Lockheed Martin’s SR-72, also known as the “Son of Blackbird,” is one of aerospace’s most hotly anticipated programs. In May, a fictional craft, allegedly similar to the SR-72, named the DarkStar, appeared in Top Gun:Maverick. Early in the film, which has become 2022’s highest grossing, Tom Cruise’s character pilots the Darkstar in an attempt to hit Mach 10 speeds. The scene was created with direct assistance from Lockheed Martin’s Skunk Works lab – the same team responsible for the SR-72.
“We partnered with the Top Gun:Maverick film’s creative team to collaborate on bringing our expertise in hypersonic capabilities and aircraft design to the big screen,” Lockheed Martin’s website says. Lockheed teased at whether the Darkstar, or the aircraft’s technological features, was real or not. “With the Skunk Works expertise in developing the fastest known aircraft combined with a passion and energy for defining the future of aerospace, Darkstar’s capabilities could be more than mere fiction. They could be reality…”
So, was the Darkstar reality? Was the Darkstar really a preview of the SR-72 Son of Blackbird? It’s entirely possible. But the program is shrouded in secrecy – and very little is known to the public.
The “super-cool Mach 6 wonder is still in the testing phases but should be rolled out for initial flight demonstrations by no later than 2023,” Jeff Spry reported. “But with a tight lid on its stealthy creation, it actually might have already taken to the air without the general public being aware…The so-called “Son of Blackbird’s” developmental program has been cloaked in secrecy since whispers of its genesis swirled around the aviation industry 10 years ago.”
Maybe, sneakily, Lockheed gave us all a glimpse of the actual SR-72 in Top Gun. Here’s what we know about the aircraft so far.
The SR-72 is a hypersonic UAV concept designed for intelligence, surveillance, and reconnaissance (ISR). Lockheed proposed the new jet in 2013, to address the coverage gap that the SR-71 retirement left lingering between surveillance satellites, aircraft, and UAVs. While the SR-71, with its missile evading speed, had gone out of fashion by the turn of the century – in favor of stealth fighters and satellites – the emergence of increasingly sophisticated air defense systems and anti-satellite technology has weapons designers reverting back to old, yet improved, doctrines. Although simple in concept, maybe a jet that is simply too fast to defend against, has value in the modern geopolitical realm.
To power the SR-72 at speeds in excess of Mach 6, Lockheed has been partnering with Aerojet Rocketdyne; the team is developing an SR-72 engine from the scramjet-powered-HV-3x. The Sr-72 will likely feature an air-breathing hypersonic propulsion system. The hope is that one engine can power the SR-72 in all phases of flight, from subsonic, supersonic to hypersonic speeds.

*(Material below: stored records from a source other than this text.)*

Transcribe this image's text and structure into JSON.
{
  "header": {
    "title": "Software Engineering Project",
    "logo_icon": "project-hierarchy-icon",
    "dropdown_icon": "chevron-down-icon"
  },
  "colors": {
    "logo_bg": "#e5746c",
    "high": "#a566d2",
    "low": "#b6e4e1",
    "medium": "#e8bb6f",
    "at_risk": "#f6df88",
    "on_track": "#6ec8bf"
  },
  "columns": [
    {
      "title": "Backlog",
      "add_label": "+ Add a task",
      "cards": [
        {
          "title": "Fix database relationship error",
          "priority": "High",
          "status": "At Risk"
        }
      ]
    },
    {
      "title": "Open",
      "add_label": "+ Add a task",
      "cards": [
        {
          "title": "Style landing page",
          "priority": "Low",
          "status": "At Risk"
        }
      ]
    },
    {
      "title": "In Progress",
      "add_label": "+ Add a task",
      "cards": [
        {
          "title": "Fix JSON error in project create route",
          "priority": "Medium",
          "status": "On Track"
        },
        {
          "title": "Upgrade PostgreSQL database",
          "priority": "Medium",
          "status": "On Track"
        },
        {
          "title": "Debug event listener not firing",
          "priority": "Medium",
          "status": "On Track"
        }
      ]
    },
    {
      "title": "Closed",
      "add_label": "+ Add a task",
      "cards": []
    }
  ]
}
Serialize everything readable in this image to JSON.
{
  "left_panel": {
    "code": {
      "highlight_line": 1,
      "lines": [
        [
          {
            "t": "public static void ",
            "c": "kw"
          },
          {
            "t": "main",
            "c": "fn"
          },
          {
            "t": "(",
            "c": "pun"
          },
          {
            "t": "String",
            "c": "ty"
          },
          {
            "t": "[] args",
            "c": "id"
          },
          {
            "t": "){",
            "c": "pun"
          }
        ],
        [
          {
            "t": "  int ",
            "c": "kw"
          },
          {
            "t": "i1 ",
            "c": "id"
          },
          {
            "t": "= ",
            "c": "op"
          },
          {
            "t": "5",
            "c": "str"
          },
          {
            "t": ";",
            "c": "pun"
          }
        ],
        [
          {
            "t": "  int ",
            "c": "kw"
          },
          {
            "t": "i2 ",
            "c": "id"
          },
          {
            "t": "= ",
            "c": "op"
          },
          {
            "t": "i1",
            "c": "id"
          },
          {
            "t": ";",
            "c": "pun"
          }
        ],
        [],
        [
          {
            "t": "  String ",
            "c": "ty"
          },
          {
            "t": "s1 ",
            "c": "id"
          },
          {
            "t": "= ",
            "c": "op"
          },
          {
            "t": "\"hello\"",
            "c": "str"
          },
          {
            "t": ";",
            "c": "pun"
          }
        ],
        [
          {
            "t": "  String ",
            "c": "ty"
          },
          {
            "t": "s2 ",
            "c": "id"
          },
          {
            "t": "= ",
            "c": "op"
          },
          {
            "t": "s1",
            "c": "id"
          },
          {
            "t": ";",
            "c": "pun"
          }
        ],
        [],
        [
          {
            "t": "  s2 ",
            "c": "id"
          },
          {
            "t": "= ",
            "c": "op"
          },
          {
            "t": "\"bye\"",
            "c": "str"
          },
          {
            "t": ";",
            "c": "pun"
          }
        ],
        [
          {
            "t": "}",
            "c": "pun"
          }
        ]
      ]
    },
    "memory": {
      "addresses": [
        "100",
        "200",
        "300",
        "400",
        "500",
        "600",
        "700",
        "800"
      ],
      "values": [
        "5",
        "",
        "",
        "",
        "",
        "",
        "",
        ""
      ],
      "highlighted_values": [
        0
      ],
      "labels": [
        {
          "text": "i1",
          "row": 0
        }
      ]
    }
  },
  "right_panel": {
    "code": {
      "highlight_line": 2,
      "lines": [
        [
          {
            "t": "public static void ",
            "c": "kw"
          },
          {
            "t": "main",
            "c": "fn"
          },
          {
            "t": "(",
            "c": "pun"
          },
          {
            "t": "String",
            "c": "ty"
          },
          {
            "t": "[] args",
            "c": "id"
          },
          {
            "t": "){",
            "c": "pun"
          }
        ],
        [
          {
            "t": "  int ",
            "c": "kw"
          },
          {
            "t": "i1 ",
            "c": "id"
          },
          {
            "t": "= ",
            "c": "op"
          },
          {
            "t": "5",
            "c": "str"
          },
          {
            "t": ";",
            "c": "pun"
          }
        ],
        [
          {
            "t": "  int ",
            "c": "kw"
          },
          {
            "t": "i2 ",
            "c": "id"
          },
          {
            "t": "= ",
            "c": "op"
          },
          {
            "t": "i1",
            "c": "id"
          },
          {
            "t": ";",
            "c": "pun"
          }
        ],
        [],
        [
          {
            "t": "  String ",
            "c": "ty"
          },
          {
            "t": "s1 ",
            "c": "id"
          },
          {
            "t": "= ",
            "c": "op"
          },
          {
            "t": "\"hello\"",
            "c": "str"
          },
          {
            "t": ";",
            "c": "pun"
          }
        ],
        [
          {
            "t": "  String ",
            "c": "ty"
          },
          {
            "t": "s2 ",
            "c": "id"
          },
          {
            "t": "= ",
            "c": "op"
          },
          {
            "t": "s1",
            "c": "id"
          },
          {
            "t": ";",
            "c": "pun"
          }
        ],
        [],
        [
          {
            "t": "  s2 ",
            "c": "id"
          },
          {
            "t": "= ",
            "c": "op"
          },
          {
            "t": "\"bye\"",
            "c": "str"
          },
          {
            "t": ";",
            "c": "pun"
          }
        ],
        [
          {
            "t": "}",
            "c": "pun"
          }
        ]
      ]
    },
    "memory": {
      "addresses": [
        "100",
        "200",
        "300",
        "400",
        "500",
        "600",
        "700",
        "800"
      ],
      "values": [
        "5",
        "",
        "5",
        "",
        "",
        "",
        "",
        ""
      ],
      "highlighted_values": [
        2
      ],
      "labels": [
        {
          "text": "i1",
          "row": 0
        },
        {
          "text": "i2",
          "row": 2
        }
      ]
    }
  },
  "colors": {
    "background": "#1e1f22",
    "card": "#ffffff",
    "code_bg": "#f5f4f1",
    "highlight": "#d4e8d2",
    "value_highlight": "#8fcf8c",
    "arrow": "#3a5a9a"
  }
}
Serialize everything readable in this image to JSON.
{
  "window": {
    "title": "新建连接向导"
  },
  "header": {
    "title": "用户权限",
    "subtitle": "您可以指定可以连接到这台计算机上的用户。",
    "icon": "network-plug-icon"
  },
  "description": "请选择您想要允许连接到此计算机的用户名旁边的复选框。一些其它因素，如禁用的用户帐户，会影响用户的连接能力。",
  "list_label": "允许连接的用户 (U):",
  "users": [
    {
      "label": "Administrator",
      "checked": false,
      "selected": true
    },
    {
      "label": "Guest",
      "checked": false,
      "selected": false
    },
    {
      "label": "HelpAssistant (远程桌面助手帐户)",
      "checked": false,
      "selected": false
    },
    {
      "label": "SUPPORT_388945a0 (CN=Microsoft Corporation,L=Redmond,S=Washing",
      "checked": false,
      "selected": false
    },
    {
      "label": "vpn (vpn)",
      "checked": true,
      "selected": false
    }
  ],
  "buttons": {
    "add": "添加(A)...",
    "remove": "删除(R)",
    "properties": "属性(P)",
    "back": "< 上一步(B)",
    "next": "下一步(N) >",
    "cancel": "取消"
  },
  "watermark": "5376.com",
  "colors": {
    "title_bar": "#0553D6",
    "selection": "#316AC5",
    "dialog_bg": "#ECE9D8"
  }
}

Creating an aircraft that can handle Mach 6 speeds is technically challenging. At speeds above Mach 5, aerodynamic heating creates temperatures so hot that conventional metal airframes melt. So engineers will have been tasked with finding a high performance material for the SR-72 that can withstand the temperatures that the plane’s max speed will create. The end result will likely include carbon, ceramics, and mixtures of other metals – to create a skin similar to those used on intercontinental ballistic missiles and the Space Shuttle.
Whether the SR-72 will carry a weapons payload remains unclear. US war planners have expressed interest in procuring a hypersonic strike platform – but currently, no payload exists that could be deployed at Mach 6 speeds. New weapons and new sensors will probably need to be created to allow the SR-72 to deploy weapons.
Lockheed hopes to have the SR-72 in the air before 2025 and in service by the 2030s. In the meantime, aviation enthusiasts will have to continue speculating, combing the internet for updates, or watching Top Gun:Maverick, which may or may not feature a cameo from Lockheed’s mysterious hypersonic jet.